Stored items
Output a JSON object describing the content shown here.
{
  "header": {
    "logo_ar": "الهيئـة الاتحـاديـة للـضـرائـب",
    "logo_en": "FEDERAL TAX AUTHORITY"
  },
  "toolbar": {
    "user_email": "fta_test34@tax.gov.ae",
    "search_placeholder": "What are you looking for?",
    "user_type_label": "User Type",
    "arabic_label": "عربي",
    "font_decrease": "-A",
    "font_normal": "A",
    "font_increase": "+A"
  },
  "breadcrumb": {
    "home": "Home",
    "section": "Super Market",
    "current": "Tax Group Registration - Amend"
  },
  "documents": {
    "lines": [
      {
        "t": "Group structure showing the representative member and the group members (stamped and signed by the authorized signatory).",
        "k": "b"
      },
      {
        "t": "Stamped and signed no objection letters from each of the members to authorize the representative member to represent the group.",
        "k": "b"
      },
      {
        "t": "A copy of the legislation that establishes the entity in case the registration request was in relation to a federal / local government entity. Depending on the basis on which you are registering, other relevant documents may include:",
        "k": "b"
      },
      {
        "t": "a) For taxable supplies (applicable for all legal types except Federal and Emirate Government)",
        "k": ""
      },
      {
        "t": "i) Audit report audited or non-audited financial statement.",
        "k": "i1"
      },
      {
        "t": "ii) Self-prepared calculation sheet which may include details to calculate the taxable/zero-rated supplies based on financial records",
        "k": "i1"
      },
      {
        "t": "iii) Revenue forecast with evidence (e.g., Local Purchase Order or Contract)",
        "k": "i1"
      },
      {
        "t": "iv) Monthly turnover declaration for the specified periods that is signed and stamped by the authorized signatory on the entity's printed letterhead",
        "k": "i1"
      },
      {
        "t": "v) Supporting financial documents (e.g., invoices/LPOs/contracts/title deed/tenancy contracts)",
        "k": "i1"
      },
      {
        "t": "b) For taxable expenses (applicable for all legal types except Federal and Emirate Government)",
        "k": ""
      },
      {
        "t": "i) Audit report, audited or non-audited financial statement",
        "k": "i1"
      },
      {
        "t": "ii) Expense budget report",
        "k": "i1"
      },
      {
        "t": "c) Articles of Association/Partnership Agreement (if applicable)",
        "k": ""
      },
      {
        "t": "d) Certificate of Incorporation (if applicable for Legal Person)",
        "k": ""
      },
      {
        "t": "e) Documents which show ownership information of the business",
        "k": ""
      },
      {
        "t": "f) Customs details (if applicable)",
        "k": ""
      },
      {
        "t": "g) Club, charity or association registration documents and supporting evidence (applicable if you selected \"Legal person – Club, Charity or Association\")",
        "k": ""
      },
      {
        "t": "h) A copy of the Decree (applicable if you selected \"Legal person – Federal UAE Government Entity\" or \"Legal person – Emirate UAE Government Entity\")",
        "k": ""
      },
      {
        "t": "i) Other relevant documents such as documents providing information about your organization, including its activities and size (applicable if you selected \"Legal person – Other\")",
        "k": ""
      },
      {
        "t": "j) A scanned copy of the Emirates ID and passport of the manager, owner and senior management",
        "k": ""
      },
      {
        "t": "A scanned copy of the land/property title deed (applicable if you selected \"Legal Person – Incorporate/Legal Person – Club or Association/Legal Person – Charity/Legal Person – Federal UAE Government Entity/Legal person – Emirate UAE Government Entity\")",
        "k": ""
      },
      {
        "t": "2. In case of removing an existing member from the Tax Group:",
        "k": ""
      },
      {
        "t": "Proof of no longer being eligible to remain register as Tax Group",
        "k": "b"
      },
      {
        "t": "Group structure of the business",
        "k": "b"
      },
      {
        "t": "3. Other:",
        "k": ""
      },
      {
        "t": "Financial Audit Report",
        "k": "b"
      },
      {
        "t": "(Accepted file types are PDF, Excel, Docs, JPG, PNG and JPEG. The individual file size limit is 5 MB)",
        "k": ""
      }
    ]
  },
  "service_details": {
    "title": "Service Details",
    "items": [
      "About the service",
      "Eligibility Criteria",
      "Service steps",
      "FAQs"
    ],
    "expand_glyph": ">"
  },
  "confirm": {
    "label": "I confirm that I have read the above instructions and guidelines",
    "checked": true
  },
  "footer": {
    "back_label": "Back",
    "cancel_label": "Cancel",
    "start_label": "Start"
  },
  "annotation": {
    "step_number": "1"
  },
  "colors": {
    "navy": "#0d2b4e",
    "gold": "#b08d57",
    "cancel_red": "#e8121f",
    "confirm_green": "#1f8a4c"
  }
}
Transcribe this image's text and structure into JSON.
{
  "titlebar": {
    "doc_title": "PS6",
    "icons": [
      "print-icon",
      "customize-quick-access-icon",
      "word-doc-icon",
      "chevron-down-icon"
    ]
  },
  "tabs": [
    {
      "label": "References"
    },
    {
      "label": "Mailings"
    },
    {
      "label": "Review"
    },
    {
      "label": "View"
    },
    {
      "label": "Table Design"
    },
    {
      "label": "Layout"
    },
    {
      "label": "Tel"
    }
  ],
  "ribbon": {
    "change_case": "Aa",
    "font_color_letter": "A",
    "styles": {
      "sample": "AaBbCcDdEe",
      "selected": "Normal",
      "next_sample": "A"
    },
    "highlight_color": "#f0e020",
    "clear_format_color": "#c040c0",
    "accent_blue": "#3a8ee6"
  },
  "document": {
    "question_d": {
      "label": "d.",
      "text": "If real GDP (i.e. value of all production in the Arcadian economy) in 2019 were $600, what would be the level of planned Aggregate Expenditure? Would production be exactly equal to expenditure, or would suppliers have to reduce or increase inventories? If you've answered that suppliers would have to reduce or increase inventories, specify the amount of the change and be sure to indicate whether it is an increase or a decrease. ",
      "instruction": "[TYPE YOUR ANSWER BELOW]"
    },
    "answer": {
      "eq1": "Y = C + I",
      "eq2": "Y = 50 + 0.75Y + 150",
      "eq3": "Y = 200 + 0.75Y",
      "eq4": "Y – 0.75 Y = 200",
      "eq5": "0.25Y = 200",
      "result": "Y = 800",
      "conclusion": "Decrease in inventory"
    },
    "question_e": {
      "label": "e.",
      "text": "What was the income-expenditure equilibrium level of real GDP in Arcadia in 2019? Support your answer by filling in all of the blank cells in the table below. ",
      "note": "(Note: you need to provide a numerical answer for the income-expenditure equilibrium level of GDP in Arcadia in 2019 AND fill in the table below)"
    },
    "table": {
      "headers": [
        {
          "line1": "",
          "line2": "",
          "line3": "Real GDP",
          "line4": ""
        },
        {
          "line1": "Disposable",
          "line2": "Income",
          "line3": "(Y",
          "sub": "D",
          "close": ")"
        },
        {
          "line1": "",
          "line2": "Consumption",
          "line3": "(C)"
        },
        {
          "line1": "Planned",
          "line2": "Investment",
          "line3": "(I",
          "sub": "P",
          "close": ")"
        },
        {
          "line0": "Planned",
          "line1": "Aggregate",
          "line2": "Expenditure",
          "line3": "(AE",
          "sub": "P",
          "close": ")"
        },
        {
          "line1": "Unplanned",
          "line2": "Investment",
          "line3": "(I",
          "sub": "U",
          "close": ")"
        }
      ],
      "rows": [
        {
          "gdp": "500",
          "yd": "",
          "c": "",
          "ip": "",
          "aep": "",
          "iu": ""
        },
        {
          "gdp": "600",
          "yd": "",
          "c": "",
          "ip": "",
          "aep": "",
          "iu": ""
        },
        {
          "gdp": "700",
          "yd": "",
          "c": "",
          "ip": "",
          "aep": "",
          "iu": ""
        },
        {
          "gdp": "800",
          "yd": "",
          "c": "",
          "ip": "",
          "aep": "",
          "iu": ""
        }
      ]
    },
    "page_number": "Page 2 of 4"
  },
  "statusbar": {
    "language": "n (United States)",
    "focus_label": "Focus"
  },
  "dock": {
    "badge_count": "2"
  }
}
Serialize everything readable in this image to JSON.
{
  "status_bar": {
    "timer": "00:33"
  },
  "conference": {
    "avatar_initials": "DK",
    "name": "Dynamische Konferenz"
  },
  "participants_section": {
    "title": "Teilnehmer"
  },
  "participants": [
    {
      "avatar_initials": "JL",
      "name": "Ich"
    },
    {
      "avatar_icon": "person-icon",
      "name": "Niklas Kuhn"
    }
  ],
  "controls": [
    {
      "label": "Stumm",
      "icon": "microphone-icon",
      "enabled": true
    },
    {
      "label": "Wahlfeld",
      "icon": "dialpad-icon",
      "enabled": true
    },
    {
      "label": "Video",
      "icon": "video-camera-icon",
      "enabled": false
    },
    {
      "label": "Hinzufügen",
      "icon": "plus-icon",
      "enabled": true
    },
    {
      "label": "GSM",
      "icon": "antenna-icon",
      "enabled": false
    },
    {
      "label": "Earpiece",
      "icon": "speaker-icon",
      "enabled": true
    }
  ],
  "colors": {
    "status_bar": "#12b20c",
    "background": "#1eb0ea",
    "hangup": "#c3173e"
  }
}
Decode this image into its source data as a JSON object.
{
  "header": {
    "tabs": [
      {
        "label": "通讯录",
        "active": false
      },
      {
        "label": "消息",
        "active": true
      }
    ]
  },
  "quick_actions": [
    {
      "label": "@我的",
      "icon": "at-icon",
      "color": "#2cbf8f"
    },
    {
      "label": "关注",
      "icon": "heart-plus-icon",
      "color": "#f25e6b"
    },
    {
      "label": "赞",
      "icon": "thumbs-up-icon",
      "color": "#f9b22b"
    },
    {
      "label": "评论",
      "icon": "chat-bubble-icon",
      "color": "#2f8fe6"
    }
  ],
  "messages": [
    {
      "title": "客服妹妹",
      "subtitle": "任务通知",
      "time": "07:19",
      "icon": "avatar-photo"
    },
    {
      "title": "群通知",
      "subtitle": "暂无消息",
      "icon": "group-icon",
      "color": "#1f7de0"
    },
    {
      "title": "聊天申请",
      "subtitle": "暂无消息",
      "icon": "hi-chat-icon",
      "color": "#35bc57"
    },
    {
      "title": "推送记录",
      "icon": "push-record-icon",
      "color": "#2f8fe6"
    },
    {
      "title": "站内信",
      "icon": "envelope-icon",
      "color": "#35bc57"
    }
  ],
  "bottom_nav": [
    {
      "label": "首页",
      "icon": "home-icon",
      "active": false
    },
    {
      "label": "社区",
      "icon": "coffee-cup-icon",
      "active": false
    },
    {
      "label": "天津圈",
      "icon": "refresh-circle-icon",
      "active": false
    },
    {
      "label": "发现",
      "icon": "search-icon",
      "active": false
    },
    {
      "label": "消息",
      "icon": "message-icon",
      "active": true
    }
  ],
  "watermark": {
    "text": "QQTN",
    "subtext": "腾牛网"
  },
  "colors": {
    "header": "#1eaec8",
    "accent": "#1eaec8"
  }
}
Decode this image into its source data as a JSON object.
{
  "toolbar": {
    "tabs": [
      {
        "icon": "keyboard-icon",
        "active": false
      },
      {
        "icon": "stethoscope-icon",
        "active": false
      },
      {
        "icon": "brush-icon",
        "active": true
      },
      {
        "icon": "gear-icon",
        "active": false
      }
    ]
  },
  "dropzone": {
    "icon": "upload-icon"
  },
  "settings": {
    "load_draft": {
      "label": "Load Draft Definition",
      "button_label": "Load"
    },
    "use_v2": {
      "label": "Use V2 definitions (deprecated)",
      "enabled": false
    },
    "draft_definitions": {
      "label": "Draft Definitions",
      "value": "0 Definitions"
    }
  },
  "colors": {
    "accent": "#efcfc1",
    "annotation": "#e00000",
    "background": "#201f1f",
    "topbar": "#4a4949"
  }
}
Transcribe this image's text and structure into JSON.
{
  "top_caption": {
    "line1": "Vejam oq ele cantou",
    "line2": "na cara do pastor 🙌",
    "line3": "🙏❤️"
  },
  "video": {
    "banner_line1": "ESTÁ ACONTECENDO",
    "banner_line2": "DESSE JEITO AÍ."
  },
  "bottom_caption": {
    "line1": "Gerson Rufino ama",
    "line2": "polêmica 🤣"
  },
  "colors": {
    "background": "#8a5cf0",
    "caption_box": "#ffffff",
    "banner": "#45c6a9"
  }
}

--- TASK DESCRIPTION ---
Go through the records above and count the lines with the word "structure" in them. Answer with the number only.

--- TASK ANSWER ---
4